Source material Block Start

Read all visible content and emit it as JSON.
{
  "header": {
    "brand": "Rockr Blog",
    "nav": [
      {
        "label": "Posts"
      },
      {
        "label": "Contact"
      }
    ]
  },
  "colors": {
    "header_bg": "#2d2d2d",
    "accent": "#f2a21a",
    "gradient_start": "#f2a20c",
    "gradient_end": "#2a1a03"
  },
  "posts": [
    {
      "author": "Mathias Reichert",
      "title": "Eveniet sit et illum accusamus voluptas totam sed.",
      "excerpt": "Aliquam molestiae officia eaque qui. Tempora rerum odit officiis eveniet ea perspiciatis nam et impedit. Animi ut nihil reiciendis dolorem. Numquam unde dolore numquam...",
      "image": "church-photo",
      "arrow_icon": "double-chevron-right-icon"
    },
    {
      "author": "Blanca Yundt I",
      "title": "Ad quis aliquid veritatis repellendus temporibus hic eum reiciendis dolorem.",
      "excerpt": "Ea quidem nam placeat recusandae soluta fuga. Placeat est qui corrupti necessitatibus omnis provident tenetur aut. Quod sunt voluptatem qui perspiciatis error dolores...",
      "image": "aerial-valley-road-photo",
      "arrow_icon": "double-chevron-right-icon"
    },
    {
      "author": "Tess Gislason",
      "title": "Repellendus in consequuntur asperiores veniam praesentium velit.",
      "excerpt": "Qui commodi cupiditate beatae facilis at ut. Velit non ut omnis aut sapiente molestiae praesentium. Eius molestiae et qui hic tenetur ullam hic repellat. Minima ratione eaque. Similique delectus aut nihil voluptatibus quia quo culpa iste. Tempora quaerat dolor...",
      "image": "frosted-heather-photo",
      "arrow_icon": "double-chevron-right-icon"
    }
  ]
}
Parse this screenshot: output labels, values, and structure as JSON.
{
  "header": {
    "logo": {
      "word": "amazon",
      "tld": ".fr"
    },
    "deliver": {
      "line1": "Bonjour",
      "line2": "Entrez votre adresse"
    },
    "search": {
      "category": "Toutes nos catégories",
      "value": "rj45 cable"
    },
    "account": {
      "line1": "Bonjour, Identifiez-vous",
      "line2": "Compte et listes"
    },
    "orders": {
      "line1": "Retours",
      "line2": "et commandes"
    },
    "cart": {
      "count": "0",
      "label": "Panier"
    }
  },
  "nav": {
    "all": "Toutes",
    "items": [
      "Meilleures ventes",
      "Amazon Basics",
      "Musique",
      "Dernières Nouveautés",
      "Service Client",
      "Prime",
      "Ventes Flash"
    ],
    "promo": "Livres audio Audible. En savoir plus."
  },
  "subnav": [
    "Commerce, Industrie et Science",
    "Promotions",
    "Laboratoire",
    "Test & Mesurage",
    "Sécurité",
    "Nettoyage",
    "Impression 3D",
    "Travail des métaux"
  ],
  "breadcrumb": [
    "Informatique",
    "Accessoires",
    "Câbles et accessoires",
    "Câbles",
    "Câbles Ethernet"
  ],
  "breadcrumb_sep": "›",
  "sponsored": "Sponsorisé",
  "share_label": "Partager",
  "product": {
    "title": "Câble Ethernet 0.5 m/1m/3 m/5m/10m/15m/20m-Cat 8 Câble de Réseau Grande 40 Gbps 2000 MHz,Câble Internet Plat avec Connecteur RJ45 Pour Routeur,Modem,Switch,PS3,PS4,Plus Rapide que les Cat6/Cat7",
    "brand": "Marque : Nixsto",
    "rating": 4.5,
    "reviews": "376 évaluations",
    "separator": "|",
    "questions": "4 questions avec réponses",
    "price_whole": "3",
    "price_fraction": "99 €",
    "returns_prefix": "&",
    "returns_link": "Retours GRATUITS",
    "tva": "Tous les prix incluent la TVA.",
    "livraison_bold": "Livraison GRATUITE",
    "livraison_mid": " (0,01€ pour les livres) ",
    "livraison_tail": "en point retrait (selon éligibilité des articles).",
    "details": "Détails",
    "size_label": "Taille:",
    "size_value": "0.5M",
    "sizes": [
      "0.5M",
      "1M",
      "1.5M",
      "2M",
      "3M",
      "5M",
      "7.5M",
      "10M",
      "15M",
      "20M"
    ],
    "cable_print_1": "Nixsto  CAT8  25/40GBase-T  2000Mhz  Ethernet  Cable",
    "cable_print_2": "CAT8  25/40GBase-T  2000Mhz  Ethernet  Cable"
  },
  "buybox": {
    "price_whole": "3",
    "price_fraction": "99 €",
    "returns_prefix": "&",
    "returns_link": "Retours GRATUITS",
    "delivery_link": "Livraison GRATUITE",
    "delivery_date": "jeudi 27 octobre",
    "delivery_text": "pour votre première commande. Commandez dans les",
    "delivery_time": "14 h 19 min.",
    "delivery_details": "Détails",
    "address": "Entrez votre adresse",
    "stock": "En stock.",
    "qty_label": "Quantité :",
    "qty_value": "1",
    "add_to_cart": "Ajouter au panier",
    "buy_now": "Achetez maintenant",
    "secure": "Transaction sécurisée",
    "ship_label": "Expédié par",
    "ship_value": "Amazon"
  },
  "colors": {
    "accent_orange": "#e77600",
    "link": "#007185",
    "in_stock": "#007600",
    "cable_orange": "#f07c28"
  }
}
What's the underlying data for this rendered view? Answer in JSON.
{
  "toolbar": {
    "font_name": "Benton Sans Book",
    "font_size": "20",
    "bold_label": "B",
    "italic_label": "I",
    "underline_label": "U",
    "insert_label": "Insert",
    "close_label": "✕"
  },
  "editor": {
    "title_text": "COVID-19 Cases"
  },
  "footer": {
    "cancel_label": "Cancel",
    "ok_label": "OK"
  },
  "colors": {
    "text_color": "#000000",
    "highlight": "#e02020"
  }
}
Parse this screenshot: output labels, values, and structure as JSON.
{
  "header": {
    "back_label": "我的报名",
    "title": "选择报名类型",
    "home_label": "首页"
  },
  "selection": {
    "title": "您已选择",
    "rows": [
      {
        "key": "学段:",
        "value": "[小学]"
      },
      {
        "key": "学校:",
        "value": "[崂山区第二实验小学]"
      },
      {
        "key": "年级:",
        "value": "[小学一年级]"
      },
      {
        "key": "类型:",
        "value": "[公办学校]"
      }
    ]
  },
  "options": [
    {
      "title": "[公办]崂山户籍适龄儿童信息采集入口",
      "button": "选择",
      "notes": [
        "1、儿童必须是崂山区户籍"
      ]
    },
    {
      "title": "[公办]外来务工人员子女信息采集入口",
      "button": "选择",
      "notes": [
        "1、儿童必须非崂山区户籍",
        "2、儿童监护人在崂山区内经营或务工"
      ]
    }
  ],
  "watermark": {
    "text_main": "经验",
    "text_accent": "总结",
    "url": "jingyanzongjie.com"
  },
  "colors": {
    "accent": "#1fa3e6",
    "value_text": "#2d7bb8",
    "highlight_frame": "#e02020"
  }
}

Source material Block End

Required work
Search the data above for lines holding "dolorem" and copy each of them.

Solution for this problem
      "excerpt": "Aliquam molestiae officia eaque qui. Tempora rerum odit officiis eveniet ea perspiciatis nam et impedit. Animi ut nihil reiciendis dolorem. Numquam unde dolore numquam...",
      "title": "Ad quis aliquid veritatis repellendus temporibus hic eum reiciendis dolorem.",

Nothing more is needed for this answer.